Dr Fox, speaking from Davos on Wednesday, told BBC Radio 4’s Today that “there are many who talk about delaying Brexit when what they really mean is not having Brexit at all”, saying that would be the “worst outcome”.
Asked if he believed that a delayed Brexit – via an extended Article 50 period – was worse than a no-deal Brexit, he said: “You need to think about the political consequences as well as the short-term economic consequences.
“There is no doubt that leaving with a deal and minimising disruption both to the UK and our EU trading partners is in our best interest.
“But I think the most calamitous outcome would be for Parliament, having promised to respect the result of the referendum, to turn around and say it wouldn’t.”
Mr Boles later clashed with a fellow Tory, Mike Fabricant, who echoed Mr Fox’s comments on MPs trying to block Brexit.
Mr Boles tweeted: “Rubbish.
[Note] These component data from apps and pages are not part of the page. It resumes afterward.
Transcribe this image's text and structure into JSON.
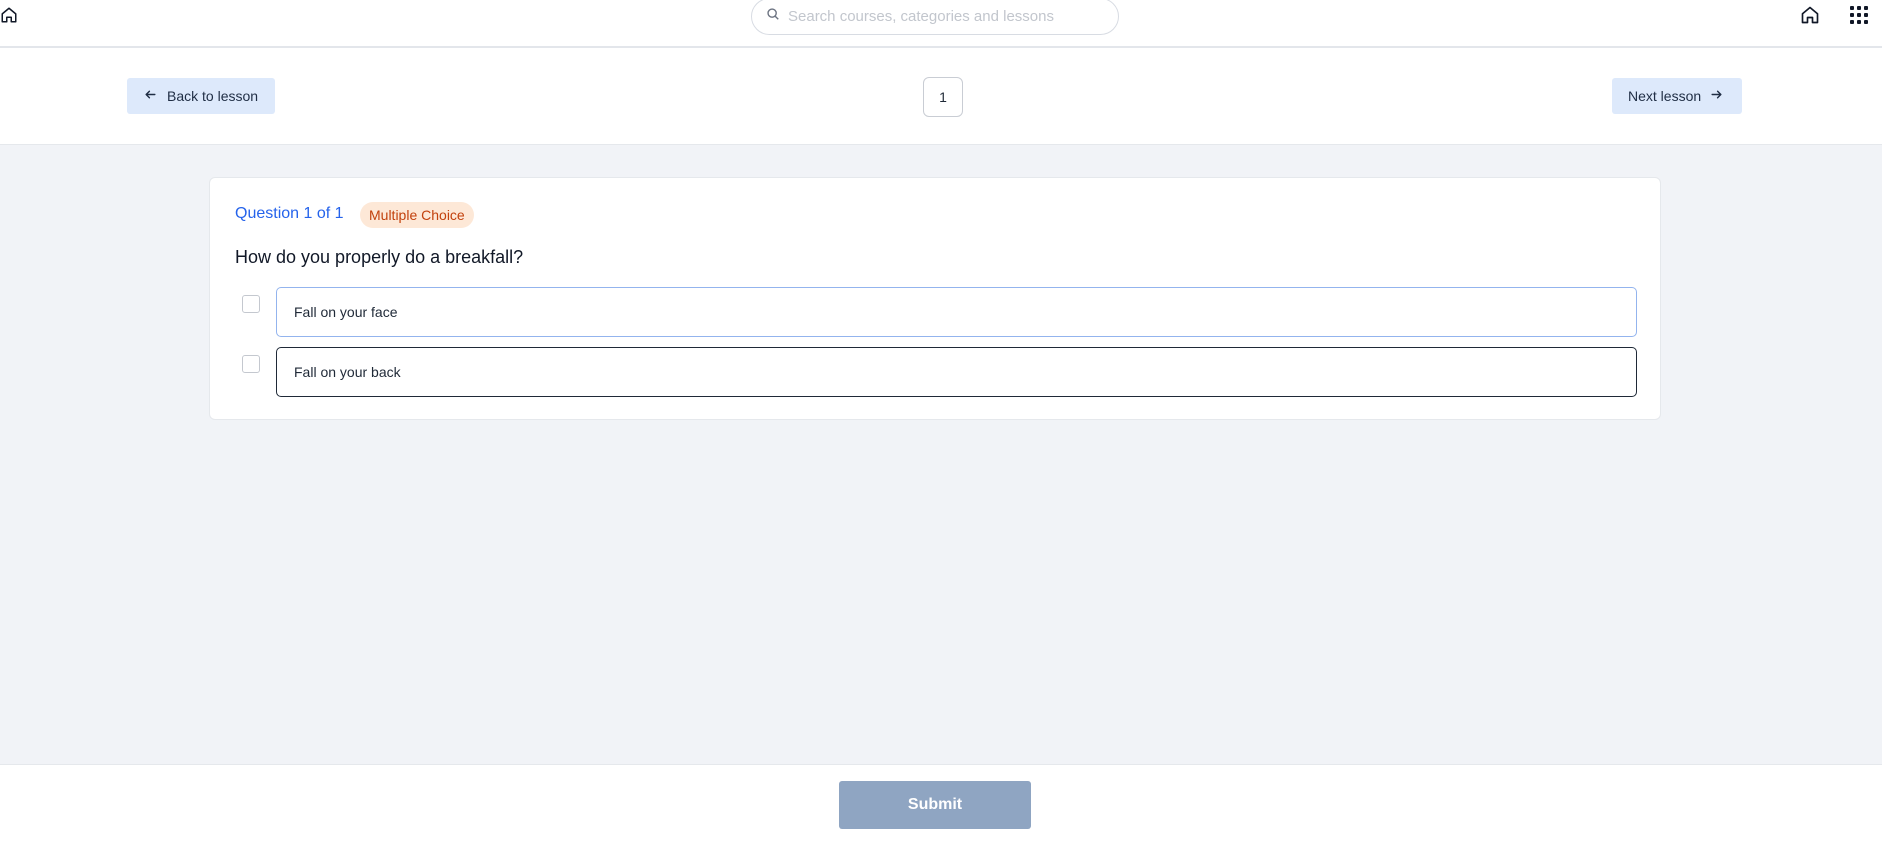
{
  "header": {
    "search": {
      "placeholder": "Search courses, categories and lessons",
      "value": ""
    }
  },
  "nav": {
    "back_label": "Back to lesson",
    "next_label": "Next lesson",
    "page_number": "1"
  },
  "question": {
    "counter": "Question 1 of 1",
    "type": "Multiple Choice",
    "text": "How do you properly do a breakfall?",
    "options": [
      {
        "label": "Fall on your face",
        "checked": false
      },
      {
        "label": "Fall on your back",
        "checked": false
      }
    ]
  },
  "footer": {
    "submit_label": "Submit"
  },
  "icons": [
    "home-icon",
    "search-icon",
    "apps-grid-icon",
    "arrow-left-icon",
    "arrow-right-icon"
  ],
  "colors": {
    "accent": "#2563eb",
    "badge_text": "#c2410c",
    "badge_bg": "#fde8d7",
    "submit_bg": "#8fa5c2",
    "nav_button_bg": "#dde9fb"
  }
}
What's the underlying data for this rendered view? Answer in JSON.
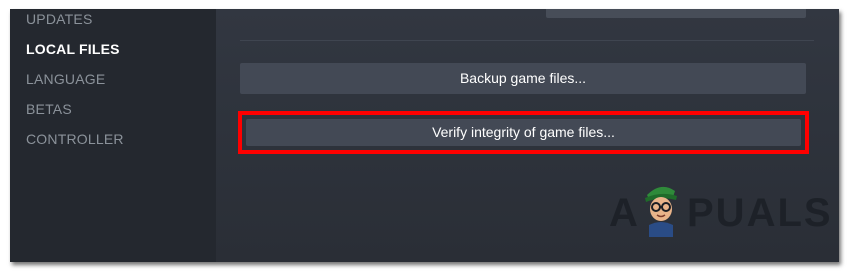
{
  "sidebar": {
    "items": [
      {
        "label": "UPDATES",
        "active": false
      },
      {
        "label": "LOCAL FILES",
        "active": true
      },
      {
        "label": "LANGUAGE",
        "active": false
      },
      {
        "label": "BETAS",
        "active": false
      },
      {
        "label": "CONTROLLER",
        "active": false
      }
    ]
  },
  "main": {
    "backup_label": "Backup game files...",
    "verify_label": "Verify integrity of game files..."
  },
  "watermark": {
    "letter_a": "A",
    "rest": "PUALS"
  },
  "colors": {
    "highlight": "#ff0000",
    "panel": "#2c313b",
    "sidebar": "#24282f",
    "button": "#434955"
  }
}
Last week I voted for a Brexit deal that would take us out of the EU on 29 March.
“You voted to stop it. I am happy to vote for ANY deal that the PM recommends and that will deliver Brexit on time. I will never support revocation of Brexit.
Rubbish. Last week I voted for a Brexit deal that would take us out of the EU on 29 March. You voted to stop it. I am happy to vote for ANY deal that the PM recommends and that will deliver Brexit on time. I will never support revocation of Brexit.— Nick Boles (@NickBoles) January 23, 2019
Tory arch Brexiteer Jacob Rees-Mogg is due to strike a more conciliatory tone in a speech on Wednesday.
The European Research Group chairman, who spearheaded attempts to replace Mrs May as Tory leader in December, is expected to tell the Eurosceptic Bruges Group there has been an “outbreak of realism all around”.
He is due to say: “All along we have been asking merely for the possible, not the impossible.
“And late in the day as the EU has inevitably left it, I’m sure common sense and practicality will now prevail.
“The backstop doesn’t work for unionists in the Tory party, or the DUP. The pretence that we might ever swallow it is now over.
“It’s long past time to get on and just do the feasible deal that has always been there to do.”